→ Problem
The response must contain the complete data, printed exactly.

※

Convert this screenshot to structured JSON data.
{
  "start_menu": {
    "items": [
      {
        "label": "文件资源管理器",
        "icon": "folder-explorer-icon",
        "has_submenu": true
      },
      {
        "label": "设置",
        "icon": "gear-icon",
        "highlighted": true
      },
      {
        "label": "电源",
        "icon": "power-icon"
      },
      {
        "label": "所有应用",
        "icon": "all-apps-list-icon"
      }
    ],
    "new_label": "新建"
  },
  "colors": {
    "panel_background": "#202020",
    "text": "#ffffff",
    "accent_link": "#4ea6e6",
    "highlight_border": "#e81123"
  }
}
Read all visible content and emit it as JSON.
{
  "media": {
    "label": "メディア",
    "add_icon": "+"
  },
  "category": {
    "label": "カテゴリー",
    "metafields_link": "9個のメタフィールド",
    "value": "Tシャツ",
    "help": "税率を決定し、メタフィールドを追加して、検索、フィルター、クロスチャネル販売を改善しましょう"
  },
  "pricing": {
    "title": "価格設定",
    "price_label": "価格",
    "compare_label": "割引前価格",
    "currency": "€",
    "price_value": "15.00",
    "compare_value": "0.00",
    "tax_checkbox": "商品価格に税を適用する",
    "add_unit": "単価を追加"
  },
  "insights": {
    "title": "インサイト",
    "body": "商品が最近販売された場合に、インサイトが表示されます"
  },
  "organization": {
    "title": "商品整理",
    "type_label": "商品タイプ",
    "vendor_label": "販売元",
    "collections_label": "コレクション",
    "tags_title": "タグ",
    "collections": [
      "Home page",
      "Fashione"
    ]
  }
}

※

→ Solution for this task
Convert this screenshot to structured JSON data.
{
  "start_menu": {
    "items": [
      {
        "label": "文件资源管理器",
        "icon": "folder-explorer-icon",
        "has_submenu": true
      },
      {
        "label": "设置",
        "icon": "gear-icon",
        "highlighted": true
      },
      {
        "label": "电源",
        "icon": "power-icon"
      },
      {
        "label": "所有应用",
        "icon": "all-apps-list-icon"
      }
    ],
    "new_label": "新建"
  },
  "colors": {
    "panel_background": "#202020",
    "text": "#ffffff",
    "accent_link": "#4ea6e6",
    "highlight_border": "#e81123"
  }
}
Read all visible content and emit it as JSON.
{
  "media": {
    "label": "メディア",
    "add_icon": "+"
  },
  "category": {
    "label": "カテゴリー",
    "metafields_link": "9個のメタフィールド",
    "value": "Tシャツ",
    "help": "税率を決定し、メタフィールドを追加して、検索、フィルター、クロスチャネル販売を改善しましょう"
  },
  "pricing": {
    "title": "価格設定",
    "price_label": "価格",
    "compare_label": "割引前価格",
    "currency": "€",
    "price_value": "15.00",
    "compare_value": "0.00",
    "tax_checkbox": "商品価格に税を適用する",
    "add_unit": "単価を追加"
  },
  "insights": {
    "title": "インサイト",
    "body": "商品が最近販売された場合に、インサイトが表示されます"
  },
  "organization": {
    "title": "商品整理",
    "type_label": "商品タイプ",
    "vendor_label": "販売元",
    "collections_label": "コレクション",
    "tags_title": "タグ",
    "collections": [
      "Home page",
      "Fashione"
    ]
  }
}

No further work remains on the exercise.